Kevin Zeese & Margaret Flowers, Truth Out -Over the last 40 years, higher education in the United States has been transformed into a commodity that produces automatons to serve big-finance capitalism, prevents campuses from being a source of societal transformation and creates modern indentured servants through debt slavery.
Today, there is over $1 trillion in college debt with graduates entering a job market that cannot fully employ them, resulting in rapidly rising defaults. In fact, while tuition has grown 72 percent since 2000, employment for graduates with bachelor degrees has declined by almost 15 percent over the same time period.
...The debt trap also makes students and graduates insecure and easier to control. In the 1960s, college campuses were the source of unrest seeking equal rights for women and minorities, environmental protection, an end to the Vietnam War and transformation of the economy. People in power expressed concern. President Nixon's education adviser, Roger Freeeman, urged in 1970 that, "We have to be selective about who we allow to go through higher education" because "We are in danger of producing an educated proletariat."
In 1971, before being appointed to the Supreme Court, Lewis Powell wrote a confidential memo to the US Chamber of Commerce urging defense of free enterprise and noted, "a priority task of business - and organizations such as the Chamber - is to address the campus origin of this hostility." He laid out a plan for big business to take control of the direction of the country. Regarding campuses, he highlighted the power business had over universities because they relied on "tax funds generated largely from American business, and contributions from capital funds controlled or generated by American business."
"The boards of trustees of our universities overwhelmingly are composed of men and women who are leaders in the [business] system," wrote Powell.

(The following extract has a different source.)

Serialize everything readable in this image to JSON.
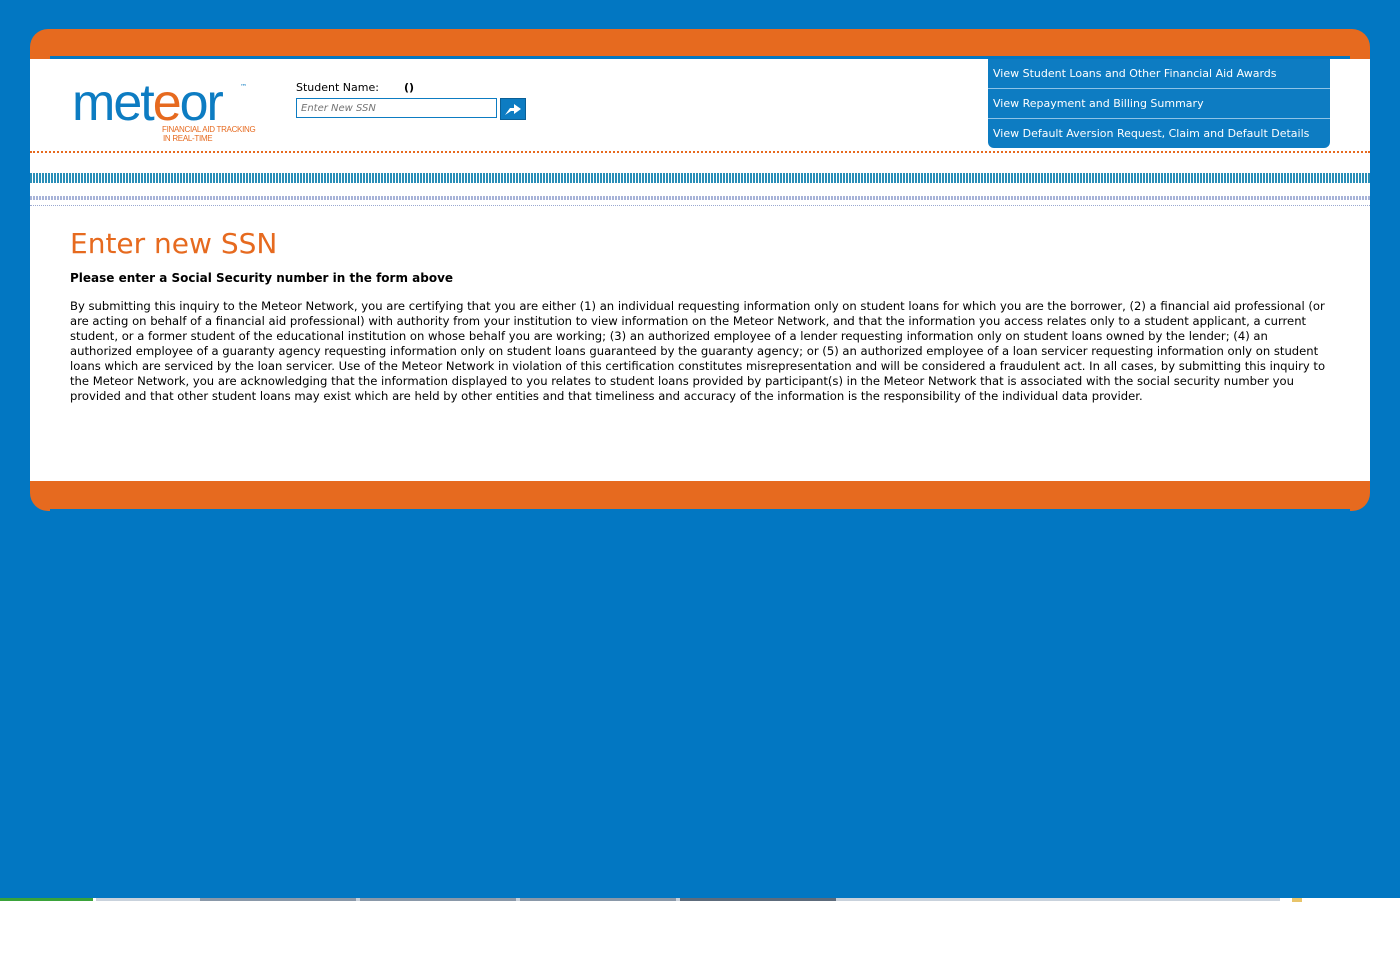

Debra Leigh Scott describes how higher education has been destroyed in five easy steps. The defunding of higher education opened the door to greater influence by corporations. It also weakened students by increasing tuition, which saddled them with high debt in a poor job market. Professors were weakened by moving them from solid, tenured to fragile, adjunct positions with low job security and low wages, while the number of corporate administrative managers who are paid high salaries and consulting fees expanded. For example, three dozen college presidents earned over $1 million last year. Former senator Bob Kerrey earned $3 million at the New School in New York despite a multi-million dollar shortfall in the school budget. Harvard's top endowment managers now make about 20 times what a professor makes, with the top endowment manager making $3 million.